Before privatization efforts that began in the mid-1990s, the government of Haiti fully owned and operated State-Owned Enterprises (SOE). The Haitian commercial code governs the operations of the SOEs. The sector included a flourmill, a cement factory, a telephone company (TELECO), the electricity company (EDH), the national port authority, the airport authority, and two commercial banks: Banque Nationale de Credit and Banque Populaire Haitienne. The law defines SOEs as autonomous enterprises that are legally authorized to be involved in commercial, financial and industrial activities. All SOEs operate under the supervision of a sectorial ministry, and are expected to create economic and social return. Today, some SOEs are fully owned by the state, while others are jointly owned commercial enterprises. The Haitian parliament has full authority to liquidate state enterprises that are underperforming.
Today, the non-financial SOEs that remain in the public portfolio includes the electricity company (EDH), the national airport authority, a sugar factory, the port authority, the social security office, the postal office, and the vehicle insurance company. The majority of SOEs are financially sound, with the exception of EDH. EDH receives substantial annual subsidies from the government of Haiti to stay in business.
In response to the economic difficulties of the late 1990s and mismanagement of the SOEs, the government liberalized the market to allow foreign firms to invest in the management and/or ownership of Haitian state-owned enterprises. To accompany the initiative, the government established the Commission for the Modernization of Public Enterprises in 1996 to facilitate the privatization process, while creating strategies to privatize all SOEs.
In 1998, two U.S. companies, Seaboard and Continental Grain, purchased shares of the state-owned flourmill. Each partner currently owns a third of the company, known today as Les Moulins d’Haiti. In 1999, a consortium of Colombian, Swiss, and Haitian investors purchased a majority stake in the national cement factory. In 2010, a Vietnamese corporation, Viettel, officially acquired 60 percent of the state telecommunications company Teleco (now operating as Natcom), with the government of Haiti retaining 40 percent ownership. Competition is not distorted in favor of state-owned enterprises to the detriment of private companies.
The government has allowed limited private sector investment in selected seaports. The government provided fiscal incentives to the GB Group to build Haiti’s first Panamax container port. This project received its first ship in late 2015.
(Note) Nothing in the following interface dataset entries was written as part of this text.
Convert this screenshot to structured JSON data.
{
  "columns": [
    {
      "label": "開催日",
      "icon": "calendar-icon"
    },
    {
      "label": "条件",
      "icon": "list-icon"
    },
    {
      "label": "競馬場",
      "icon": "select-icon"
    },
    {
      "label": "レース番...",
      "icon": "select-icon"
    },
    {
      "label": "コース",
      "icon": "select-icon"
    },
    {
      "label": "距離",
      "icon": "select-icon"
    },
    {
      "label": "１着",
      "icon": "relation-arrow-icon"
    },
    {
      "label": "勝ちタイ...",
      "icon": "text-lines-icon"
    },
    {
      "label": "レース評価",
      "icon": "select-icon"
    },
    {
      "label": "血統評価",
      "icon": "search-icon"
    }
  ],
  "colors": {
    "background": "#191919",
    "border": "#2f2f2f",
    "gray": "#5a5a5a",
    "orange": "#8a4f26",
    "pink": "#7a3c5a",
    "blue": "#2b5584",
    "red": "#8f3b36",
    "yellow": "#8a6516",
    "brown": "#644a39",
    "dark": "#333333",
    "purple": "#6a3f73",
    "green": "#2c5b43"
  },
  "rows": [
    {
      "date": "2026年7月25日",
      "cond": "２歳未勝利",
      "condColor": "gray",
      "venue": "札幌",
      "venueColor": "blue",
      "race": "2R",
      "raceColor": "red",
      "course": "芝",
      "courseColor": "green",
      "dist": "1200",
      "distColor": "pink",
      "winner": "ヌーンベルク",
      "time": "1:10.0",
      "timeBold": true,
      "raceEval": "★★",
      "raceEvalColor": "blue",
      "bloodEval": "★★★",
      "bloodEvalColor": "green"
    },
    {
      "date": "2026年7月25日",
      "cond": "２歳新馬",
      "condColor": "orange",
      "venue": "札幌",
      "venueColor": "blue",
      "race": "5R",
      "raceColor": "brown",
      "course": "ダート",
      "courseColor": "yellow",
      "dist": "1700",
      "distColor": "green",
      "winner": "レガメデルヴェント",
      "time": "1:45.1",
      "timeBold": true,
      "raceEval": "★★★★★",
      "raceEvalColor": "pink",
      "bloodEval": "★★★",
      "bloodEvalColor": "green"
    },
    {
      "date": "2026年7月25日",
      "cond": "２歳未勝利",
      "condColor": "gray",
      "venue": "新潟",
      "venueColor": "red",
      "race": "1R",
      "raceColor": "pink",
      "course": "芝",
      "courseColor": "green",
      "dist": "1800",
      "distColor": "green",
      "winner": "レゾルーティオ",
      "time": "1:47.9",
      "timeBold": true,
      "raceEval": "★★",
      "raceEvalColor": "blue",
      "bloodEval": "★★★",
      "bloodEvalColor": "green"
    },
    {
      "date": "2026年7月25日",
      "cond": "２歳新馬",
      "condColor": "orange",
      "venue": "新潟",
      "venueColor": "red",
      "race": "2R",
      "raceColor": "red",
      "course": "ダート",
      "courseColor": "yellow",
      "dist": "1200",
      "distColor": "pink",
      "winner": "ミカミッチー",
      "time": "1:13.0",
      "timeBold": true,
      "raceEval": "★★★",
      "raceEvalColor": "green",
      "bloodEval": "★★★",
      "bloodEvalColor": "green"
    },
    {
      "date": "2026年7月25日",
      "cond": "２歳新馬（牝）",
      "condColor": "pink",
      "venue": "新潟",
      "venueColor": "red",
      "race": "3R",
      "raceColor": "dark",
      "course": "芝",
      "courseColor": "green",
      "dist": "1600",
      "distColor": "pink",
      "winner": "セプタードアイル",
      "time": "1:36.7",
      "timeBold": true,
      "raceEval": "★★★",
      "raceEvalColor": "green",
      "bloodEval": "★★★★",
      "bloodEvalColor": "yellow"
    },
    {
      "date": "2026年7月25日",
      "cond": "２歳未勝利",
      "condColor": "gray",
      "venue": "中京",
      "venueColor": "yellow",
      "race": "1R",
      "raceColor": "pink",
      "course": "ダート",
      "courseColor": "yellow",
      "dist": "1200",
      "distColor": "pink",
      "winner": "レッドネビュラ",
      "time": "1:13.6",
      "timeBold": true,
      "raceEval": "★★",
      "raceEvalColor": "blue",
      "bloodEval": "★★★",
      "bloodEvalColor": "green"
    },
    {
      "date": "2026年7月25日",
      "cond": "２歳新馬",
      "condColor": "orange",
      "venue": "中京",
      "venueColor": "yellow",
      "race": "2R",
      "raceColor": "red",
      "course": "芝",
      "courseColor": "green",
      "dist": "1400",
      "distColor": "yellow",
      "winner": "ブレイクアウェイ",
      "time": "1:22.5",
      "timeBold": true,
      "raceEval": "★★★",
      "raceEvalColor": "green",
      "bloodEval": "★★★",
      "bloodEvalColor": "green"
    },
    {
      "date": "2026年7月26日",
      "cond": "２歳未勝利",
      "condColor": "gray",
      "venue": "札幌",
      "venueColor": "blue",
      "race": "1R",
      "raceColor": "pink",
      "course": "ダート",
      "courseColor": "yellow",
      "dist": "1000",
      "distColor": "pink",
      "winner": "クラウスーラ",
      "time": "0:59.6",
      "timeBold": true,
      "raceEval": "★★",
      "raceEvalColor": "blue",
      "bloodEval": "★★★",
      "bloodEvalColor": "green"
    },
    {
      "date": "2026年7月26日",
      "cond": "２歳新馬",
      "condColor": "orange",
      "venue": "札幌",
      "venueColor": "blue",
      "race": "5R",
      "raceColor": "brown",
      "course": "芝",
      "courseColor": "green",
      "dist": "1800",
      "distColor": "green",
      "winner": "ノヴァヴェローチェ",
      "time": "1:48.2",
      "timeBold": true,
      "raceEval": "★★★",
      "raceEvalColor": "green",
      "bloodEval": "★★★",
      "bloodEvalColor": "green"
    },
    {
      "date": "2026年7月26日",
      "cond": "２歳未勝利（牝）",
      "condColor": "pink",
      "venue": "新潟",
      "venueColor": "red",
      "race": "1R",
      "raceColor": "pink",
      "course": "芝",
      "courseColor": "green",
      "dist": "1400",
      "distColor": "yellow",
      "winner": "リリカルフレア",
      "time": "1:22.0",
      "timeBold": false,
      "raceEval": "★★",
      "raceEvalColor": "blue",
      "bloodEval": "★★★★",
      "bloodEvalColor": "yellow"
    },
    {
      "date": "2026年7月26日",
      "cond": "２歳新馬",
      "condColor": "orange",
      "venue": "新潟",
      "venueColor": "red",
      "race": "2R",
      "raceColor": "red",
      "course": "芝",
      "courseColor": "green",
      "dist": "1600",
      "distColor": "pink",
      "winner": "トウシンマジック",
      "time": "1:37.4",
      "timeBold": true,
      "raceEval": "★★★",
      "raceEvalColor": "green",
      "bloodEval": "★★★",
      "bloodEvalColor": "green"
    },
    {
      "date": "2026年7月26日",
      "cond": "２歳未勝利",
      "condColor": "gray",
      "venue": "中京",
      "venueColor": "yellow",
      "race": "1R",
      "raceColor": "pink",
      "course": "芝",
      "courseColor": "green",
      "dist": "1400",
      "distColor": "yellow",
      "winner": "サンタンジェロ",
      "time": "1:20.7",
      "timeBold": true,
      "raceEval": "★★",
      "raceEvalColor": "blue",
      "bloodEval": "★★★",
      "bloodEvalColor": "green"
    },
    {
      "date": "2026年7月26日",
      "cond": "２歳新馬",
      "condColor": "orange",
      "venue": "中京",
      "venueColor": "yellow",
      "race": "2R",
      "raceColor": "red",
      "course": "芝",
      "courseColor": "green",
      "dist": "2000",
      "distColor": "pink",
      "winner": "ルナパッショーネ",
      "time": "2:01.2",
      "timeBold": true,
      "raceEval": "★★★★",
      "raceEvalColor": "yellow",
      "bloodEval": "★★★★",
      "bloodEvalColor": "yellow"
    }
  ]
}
The government of Haiti has allowed private sector investment in electricity generation to compensate for EDH’s inability to supply sufficient power. Three private power producers generate electricity for EDH. The most recent entry, E-Power, opened a 32 megawatt, USD 56 million, IFC-financed heavy fuel-oil powered generation plant in Port-au-Prince in 2011. The National Regulatory Authority of the Energy Sector in Haiti (ANARSE), a state body created by decree in February 2016, concluded prequalification rounds for regional and mini electricity grids and power production, in October 2018 and March 2019 respectively. ANARSE is expected to start issuing tenders in 2019 for concessions for public private partnership for these regional and mini grids.